* Task objective
Going line by line through the entries below, note each one with "data", then report how many there are and nothing else.

* Material for this exercise
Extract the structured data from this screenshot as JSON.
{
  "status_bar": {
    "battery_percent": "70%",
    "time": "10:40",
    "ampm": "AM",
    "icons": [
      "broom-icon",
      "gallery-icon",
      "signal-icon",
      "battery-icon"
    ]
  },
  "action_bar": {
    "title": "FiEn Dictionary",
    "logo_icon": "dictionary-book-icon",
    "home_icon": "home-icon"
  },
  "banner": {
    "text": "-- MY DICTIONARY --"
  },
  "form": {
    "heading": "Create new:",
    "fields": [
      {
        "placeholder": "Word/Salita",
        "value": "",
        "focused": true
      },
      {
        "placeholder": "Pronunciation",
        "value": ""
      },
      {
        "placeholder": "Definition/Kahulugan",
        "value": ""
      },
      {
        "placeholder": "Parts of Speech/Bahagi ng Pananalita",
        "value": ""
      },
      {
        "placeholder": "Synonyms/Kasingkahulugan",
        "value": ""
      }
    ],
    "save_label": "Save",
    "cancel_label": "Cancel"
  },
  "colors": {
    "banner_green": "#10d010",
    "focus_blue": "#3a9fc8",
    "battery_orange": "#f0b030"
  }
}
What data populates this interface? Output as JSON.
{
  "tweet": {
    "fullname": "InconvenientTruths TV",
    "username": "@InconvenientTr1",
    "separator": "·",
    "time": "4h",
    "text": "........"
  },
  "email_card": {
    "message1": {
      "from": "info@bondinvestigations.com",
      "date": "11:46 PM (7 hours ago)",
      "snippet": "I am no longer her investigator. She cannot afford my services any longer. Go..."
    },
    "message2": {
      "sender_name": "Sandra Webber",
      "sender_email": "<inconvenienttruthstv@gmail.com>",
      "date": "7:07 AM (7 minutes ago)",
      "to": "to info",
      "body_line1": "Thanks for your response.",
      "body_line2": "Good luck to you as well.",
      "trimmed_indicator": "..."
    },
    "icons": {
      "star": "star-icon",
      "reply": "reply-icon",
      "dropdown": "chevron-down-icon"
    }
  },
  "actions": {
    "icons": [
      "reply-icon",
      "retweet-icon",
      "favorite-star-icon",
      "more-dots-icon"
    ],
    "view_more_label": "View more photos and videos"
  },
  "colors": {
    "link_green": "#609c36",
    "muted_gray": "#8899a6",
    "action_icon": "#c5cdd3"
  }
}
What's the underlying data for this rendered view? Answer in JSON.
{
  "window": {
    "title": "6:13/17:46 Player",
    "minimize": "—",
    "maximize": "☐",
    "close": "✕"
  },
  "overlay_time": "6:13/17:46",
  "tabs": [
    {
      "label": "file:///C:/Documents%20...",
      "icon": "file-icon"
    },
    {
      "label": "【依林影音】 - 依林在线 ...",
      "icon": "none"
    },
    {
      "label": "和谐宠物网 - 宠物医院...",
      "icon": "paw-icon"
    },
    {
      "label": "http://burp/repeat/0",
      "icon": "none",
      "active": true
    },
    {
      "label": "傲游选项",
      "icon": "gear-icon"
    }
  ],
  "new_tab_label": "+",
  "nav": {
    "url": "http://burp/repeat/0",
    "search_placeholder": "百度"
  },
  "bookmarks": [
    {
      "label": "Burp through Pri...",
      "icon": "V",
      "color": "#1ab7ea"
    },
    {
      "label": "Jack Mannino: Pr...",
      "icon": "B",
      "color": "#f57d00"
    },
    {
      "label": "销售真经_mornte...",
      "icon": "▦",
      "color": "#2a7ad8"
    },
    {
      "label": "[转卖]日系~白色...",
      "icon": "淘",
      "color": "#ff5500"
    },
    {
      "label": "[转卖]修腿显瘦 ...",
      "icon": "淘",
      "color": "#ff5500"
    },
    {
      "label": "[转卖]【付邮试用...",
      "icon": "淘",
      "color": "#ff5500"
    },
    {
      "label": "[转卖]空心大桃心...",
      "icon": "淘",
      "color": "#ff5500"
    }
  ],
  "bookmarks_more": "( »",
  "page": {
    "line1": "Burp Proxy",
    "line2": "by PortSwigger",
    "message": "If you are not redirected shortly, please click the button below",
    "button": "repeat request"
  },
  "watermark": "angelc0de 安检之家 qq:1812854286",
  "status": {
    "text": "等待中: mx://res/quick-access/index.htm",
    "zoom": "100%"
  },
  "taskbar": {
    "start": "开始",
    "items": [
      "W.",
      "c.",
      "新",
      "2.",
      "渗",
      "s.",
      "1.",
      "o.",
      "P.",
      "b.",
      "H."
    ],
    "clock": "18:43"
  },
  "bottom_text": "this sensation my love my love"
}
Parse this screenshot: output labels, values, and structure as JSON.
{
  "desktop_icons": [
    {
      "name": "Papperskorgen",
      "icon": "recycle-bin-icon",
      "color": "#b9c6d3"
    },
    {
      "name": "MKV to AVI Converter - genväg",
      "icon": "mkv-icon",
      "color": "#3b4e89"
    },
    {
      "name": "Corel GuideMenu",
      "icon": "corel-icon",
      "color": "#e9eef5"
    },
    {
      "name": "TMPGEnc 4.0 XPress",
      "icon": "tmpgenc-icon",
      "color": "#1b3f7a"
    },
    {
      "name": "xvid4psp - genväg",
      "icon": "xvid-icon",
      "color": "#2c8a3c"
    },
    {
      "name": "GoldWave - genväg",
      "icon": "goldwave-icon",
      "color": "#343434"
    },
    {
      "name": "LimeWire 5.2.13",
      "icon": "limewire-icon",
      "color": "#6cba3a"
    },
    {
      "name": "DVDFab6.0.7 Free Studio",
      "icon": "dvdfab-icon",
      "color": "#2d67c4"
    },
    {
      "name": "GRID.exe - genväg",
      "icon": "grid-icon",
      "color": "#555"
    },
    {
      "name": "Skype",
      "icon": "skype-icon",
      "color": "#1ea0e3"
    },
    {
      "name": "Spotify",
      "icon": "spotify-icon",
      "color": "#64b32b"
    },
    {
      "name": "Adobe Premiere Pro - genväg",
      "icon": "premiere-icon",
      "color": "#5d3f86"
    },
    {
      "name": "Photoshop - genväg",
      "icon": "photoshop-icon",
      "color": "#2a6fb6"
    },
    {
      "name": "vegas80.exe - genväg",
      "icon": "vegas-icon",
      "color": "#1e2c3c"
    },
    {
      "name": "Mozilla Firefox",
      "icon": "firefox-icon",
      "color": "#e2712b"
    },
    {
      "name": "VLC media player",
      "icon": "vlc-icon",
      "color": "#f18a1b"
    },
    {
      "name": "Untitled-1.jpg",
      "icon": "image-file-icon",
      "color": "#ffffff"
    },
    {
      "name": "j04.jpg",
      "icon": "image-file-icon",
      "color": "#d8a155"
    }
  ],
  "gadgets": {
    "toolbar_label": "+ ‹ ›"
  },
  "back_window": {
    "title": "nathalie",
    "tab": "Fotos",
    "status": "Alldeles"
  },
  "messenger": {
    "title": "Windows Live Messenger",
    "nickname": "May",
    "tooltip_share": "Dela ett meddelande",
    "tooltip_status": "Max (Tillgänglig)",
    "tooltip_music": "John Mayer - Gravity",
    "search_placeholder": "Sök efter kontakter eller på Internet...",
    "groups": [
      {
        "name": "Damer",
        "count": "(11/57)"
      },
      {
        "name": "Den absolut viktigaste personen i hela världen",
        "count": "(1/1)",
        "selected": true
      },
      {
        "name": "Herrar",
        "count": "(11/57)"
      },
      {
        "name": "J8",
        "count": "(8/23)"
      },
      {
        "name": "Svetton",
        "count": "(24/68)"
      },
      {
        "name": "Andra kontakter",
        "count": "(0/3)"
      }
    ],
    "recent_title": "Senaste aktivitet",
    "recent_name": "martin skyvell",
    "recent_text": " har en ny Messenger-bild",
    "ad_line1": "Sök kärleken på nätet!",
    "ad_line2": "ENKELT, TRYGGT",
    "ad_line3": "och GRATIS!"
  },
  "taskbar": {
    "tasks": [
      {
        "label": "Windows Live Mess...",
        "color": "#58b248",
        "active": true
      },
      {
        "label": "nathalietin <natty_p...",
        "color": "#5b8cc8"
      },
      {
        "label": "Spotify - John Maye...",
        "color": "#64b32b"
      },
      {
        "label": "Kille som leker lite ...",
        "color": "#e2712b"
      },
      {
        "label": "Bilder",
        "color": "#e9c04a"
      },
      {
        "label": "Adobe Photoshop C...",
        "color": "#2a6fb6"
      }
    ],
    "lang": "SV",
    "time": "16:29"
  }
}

* Solved exercise
3